■ **WORK TO COMPLETE**:
Everything in the records should be repeated exactly, down to the last character.

▼

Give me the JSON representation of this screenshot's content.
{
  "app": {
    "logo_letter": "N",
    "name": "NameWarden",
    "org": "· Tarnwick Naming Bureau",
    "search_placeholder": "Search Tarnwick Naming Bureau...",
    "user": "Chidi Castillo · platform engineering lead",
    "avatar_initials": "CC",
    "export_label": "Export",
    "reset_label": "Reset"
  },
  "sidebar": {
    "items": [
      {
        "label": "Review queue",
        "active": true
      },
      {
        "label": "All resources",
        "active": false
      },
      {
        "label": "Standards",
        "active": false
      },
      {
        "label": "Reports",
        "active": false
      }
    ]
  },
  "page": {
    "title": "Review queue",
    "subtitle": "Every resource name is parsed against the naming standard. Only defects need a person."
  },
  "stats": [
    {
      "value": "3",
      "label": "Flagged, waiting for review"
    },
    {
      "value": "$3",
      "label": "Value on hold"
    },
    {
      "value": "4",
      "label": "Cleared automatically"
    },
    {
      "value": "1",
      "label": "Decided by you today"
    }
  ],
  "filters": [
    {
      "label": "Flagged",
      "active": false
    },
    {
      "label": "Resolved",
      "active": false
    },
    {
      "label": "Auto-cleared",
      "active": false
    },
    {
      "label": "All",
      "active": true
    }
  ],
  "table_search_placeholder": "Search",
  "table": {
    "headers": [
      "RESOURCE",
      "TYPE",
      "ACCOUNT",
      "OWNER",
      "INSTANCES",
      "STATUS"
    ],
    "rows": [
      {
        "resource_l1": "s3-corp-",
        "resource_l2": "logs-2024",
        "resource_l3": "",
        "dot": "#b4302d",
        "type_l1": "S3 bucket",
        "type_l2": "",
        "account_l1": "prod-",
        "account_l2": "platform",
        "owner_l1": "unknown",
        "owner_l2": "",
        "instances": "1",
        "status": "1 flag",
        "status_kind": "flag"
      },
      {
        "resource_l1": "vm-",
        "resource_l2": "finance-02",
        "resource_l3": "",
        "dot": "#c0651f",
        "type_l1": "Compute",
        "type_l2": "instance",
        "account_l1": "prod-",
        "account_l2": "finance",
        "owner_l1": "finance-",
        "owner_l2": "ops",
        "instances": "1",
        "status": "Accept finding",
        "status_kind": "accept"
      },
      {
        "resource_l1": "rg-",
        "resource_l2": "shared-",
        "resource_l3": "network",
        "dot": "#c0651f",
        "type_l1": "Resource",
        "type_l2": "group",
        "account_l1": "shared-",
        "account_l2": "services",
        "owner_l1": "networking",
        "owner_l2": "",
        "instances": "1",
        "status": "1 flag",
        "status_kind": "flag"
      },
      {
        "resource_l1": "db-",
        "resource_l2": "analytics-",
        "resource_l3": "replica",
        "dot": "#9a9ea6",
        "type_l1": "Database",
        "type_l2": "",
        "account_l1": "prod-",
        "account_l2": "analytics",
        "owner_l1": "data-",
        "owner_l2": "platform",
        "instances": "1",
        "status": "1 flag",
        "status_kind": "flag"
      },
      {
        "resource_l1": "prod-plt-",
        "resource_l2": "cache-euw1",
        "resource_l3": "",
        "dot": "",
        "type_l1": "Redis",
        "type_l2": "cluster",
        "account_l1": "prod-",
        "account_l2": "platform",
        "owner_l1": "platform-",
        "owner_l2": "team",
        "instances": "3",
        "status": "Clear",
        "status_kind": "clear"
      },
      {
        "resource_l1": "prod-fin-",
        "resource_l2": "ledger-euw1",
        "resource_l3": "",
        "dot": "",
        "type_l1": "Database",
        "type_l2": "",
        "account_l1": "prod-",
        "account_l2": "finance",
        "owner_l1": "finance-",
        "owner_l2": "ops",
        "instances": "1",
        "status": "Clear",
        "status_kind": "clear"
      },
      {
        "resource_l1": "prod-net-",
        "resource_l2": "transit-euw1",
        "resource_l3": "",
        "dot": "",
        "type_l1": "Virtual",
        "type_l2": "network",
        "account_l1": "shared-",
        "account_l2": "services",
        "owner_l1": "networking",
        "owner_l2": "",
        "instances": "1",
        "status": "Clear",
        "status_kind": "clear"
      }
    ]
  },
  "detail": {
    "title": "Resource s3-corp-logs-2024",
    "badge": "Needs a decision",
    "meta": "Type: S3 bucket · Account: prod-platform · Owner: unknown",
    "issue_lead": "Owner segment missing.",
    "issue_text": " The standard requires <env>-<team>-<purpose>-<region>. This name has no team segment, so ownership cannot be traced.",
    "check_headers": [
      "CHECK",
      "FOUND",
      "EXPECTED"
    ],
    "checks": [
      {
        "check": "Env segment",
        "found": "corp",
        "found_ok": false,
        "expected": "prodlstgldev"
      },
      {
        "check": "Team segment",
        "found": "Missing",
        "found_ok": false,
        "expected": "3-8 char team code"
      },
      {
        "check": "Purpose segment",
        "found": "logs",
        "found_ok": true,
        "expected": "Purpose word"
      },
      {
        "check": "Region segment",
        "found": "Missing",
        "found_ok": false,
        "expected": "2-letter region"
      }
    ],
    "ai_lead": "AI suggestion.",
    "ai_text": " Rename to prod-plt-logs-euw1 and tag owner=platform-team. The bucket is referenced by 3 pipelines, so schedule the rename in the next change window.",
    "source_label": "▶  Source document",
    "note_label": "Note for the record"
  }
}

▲

■ **RESULT**:
Give me the JSON representation of this screenshot's content.
{
  "app": {
    "logo_letter": "N",
    "name": "NameWarden",
    "org": "· Tarnwick Naming Bureau",
    "search_placeholder": "Search Tarnwick Naming Bureau...",
    "user": "Chidi Castillo · platform engineering lead",
    "avatar_initials": "CC",
    "export_label": "Export",
    "reset_label": "Reset"
  },
  "sidebar": {
    "items": [
      {
        "label": "Review queue",
        "active": true
      },
      {
        "label": "All resources",
        "active": false
      },
      {
        "label": "Standards",
        "active": false
      },
      {
        "label": "Reports",
        "active": false
      }
    ]
  },
  "page": {
    "title": "Review queue",
    "subtitle": "Every resource name is parsed against the naming standard. Only defects need a person."
  },
  "stats": [
    {
      "value": "3",
      "label": "Flagged, waiting for review"
    },
    {
      "value": "$3",
      "label": "Value on hold"
    },
    {
      "value": "4",
      "label": "Cleared automatically"
    },
    {
      "value": "1",
      "label": "Decided by you today"
    }
  ],
  "filters": [
    {
      "label": "Flagged",
      "active": false
    },
    {
      "label": "Resolved",
      "active": false
    },
    {
      "label": "Auto-cleared",
      "active": false
    },
    {
      "label": "All",
      "active": true
    }
  ],
  "table_search_placeholder": "Search",
  "table": {
    "headers": [
      "RESOURCE",
      "TYPE",
      "ACCOUNT",
      "OWNER",
      "INSTANCES",
      "STATUS"
    ],
    "rows": [
      {
        "resource_l1": "s3-corp-",
        "resource_l2": "logs-2024",
        "resource_l3": "",
        "dot": "#b4302d",
        "type_l1": "S3 bucket",
        "type_l2": "",
        "account_l1": "prod-",
        "account_l2": "platform",
        "owner_l1": "unknown",
        "owner_l2": "",
        "instances": "1",
        "status": "1 flag",
        "status_kind": "flag"
      },
      {
        "resource_l1": "vm-",
        "resource_l2": "finance-02",
        "resource_l3": "",
        "dot": "#c0651f",
        "type_l1": "Compute",
        "type_l2": "instance",
        "account_l1": "prod-",
        "account_l2": "finance",
        "owner_l1": "finance-",
        "owner_l2": "ops",
        "instances": "1",
        "status": "Accept finding",
        "status_kind": "accept"
      },
      {
        "resource_l1": "rg-",
        "resource_l2": "shared-",
        "resource_l3": "network",
        "dot": "#c0651f",
        "type_l1": "Resource",
        "type_l2": "group",
        "account_l1": "shared-",
        "account_l2": "services",
        "owner_l1": "networking",
        "owner_l2": "",
        "instances": "1",
        "status": "1 flag",
        "status_kind": "flag"
      },
      {
        "resource_l1": "db-",
        "resource_l2": "analytics-",
        "resource_l3": "replica",
        "dot": "#9a9ea6",
        "type_l1": "Database",
        "type_l2": "",
        "account_l1": "prod-",
        "account_l2": "analytics",
        "owner_l1": "data-",
        "owner_l2": "platform",
        "instances": "1",
        "status": "1 flag",
        "status_kind": "flag"
      },
      {
        "resource_l1": "prod-plt-",
        "resource_l2": "cache-euw1",
        "resource_l3": "",
        "dot": "",
        "type_l1": "Redis",
        "type_l2": "cluster",
        "account_l1": "prod-",
        "account_l2": "platform",
        "owner_l1": "platform-",
        "owner_l2": "team",
        "instances": "3",
        "status": "Clear",
        "status_kind": "clear"
      },
      {
        "resource_l1": "prod-fin-",
        "resource_l2": "ledger-euw1",
        "resource_l3": "",
        "dot": "",
        "type_l1": "Database",
        "type_l2": "",
        "account_l1": "prod-",
        "account_l2": "finance",
        "owner_l1": "finance-",
        "owner_l2": "ops",
        "instances": "1",
        "status": "Clear",
        "status_kind": "clear"
      },
      {
        "resource_l1": "prod-net-",
        "resource_l2": "transit-euw1",
        "resource_l3": "",
        "dot": "",
        "type_l1": "Virtual",
        "type_l2": "network",
        "account_l1": "shared-",
        "account_l2": "services",
        "owner_l1": "networking",
        "owner_l2": "",
        "instances": "1",
        "status": "Clear",
        "status_kind": "clear"
      }
    ]
  },
  "detail": {
    "title": "Resource s3-corp-logs-2024",
    "badge": "Needs a decision",
    "meta": "Type: S3 bucket · Account: prod-platform · Owner: unknown",
    "issue_lead": "Owner segment missing.",
    "issue_text": " The standard requires <env>-<team>-<purpose>-<region>. This name has no team segment, so ownership cannot be traced.",
    "check_headers": [
      "CHECK",
      "FOUND",
      "EXPECTED"
    ],
    "checks": [
      {
        "check": "Env segment",
        "found": "corp",
        "found_ok": false,
        "expected": "prodlstgldev"
      },
      {
        "check": "Team segment",
        "found": "Missing",
        "found_ok": false,
        "expected": "3-8 char team code"
      },
      {
        "check": "Purpose segment",
        "found": "logs",
        "found_ok": true,
        "expected": "Purpose word"
      },
      {
        "check": "Region segment",
        "found": "Missing",
        "found_ok": false,
        "expected": "2-letter region"
      }
    ],
    "ai_lead": "AI suggestion.",
    "ai_text": " Rename to prod-plt-logs-euw1 and tag owner=platform-team. The bucket is referenced by 3 pipelines, so schedule the rename in the next change window.",
    "source_label": "▶  Source document",
    "note_label": "Note for the record"
  }
}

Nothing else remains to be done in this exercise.